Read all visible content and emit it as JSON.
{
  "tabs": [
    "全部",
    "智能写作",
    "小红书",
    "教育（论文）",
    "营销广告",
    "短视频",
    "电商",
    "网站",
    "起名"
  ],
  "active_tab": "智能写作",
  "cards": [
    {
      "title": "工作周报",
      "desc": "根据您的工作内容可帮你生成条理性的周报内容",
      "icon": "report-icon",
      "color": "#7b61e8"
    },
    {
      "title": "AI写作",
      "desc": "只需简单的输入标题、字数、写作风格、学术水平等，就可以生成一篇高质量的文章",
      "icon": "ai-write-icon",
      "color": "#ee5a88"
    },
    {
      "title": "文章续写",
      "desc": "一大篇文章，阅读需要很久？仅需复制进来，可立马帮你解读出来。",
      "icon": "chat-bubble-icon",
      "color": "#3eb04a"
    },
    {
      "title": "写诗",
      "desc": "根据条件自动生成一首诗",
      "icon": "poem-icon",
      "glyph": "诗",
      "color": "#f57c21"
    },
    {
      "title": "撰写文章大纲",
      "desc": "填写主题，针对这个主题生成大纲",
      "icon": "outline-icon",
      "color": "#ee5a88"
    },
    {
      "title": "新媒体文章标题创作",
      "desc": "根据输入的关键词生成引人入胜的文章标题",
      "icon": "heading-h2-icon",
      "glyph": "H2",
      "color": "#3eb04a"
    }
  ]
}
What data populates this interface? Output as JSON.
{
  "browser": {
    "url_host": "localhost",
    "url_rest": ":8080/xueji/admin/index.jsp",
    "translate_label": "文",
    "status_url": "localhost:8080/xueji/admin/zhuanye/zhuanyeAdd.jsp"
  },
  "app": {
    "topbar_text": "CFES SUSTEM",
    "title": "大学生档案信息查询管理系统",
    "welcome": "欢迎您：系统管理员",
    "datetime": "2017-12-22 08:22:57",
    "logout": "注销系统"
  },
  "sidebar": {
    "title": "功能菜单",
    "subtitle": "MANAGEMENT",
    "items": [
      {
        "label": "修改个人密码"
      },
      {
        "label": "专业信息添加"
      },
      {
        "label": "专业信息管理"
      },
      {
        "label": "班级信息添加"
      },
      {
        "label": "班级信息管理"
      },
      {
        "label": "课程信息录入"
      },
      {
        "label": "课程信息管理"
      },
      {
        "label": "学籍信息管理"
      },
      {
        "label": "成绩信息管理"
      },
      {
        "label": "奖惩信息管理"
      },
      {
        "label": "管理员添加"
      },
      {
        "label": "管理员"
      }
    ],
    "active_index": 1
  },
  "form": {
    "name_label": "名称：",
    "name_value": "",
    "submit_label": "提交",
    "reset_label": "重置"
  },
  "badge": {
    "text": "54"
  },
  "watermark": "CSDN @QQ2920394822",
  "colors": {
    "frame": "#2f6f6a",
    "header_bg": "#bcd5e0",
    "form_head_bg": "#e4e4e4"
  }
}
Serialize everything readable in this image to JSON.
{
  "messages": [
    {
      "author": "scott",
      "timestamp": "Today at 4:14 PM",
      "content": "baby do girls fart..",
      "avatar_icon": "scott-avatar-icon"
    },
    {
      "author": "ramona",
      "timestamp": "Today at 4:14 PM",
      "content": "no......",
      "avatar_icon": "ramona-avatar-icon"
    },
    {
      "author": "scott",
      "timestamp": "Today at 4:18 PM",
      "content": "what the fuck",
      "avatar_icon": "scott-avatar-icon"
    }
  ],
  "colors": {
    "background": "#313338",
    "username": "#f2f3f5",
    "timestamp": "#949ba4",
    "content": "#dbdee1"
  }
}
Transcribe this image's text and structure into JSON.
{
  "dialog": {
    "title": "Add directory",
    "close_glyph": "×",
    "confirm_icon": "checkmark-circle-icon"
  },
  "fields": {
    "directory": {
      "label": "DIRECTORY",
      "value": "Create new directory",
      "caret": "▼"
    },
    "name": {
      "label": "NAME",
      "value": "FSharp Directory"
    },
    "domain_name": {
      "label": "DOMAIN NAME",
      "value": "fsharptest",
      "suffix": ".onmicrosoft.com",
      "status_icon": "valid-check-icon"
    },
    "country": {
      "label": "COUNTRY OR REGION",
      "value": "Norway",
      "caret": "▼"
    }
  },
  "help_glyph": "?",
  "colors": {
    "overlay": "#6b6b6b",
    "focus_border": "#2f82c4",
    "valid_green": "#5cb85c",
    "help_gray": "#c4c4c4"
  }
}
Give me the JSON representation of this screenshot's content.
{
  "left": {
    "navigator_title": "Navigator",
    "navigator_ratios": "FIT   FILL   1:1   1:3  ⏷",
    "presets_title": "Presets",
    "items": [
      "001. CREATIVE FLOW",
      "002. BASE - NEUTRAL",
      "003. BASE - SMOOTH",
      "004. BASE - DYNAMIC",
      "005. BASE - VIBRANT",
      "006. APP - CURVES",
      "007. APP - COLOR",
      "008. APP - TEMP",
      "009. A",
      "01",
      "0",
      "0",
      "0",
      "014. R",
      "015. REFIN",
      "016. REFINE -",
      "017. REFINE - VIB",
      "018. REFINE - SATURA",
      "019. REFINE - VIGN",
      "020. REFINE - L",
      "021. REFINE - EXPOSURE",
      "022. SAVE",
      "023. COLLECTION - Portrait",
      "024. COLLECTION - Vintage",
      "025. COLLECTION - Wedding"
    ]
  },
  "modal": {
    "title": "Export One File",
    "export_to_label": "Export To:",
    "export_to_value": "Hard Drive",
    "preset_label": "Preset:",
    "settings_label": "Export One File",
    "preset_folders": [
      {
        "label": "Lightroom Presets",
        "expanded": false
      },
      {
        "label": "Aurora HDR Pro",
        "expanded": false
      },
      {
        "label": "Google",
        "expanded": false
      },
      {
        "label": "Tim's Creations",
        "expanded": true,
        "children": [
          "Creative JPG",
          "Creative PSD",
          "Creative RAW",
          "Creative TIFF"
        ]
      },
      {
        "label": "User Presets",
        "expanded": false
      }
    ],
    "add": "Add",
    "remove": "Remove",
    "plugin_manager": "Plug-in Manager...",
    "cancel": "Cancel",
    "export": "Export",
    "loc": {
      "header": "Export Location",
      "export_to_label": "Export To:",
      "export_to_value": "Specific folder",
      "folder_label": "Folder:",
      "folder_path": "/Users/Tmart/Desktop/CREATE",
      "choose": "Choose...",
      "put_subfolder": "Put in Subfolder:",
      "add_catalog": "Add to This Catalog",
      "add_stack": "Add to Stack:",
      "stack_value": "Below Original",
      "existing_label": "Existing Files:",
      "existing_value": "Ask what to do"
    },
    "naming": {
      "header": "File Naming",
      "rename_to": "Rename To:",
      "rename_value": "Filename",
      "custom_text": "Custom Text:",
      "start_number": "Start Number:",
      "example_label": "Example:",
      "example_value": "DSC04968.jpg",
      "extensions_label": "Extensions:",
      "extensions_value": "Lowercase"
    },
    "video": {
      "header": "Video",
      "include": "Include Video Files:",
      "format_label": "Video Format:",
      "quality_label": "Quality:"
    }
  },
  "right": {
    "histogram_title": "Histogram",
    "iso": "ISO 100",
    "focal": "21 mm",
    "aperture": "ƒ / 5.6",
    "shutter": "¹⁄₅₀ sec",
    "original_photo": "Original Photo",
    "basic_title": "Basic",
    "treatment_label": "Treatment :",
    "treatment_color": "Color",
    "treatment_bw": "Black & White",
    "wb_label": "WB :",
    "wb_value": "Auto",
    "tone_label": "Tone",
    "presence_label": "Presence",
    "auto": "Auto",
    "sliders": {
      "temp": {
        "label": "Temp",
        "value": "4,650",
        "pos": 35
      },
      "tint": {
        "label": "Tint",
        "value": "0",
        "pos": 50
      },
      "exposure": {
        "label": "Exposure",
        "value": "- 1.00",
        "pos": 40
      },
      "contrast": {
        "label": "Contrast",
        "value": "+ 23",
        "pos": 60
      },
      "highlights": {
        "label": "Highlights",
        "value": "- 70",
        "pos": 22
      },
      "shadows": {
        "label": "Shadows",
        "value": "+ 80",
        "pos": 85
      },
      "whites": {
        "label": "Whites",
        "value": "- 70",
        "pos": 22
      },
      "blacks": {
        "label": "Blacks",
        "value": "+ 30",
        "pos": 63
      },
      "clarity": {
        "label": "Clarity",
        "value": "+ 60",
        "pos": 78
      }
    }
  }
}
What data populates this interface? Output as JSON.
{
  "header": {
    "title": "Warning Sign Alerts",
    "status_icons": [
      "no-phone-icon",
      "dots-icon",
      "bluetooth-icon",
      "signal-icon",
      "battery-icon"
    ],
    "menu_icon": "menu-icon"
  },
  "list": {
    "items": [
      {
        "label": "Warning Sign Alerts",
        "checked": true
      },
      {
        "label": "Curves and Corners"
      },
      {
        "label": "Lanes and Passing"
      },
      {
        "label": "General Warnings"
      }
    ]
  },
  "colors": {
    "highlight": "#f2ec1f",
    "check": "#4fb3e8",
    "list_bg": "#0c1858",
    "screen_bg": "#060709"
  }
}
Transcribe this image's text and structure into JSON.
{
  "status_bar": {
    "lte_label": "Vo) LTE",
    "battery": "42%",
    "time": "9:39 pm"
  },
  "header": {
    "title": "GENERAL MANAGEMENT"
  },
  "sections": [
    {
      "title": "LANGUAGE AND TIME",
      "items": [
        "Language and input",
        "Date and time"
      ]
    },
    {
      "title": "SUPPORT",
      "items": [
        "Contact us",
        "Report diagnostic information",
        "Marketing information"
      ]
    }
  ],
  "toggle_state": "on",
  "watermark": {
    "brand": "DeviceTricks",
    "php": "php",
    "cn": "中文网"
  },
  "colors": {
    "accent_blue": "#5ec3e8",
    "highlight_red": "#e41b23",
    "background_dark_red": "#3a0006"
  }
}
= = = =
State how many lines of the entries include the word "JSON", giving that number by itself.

7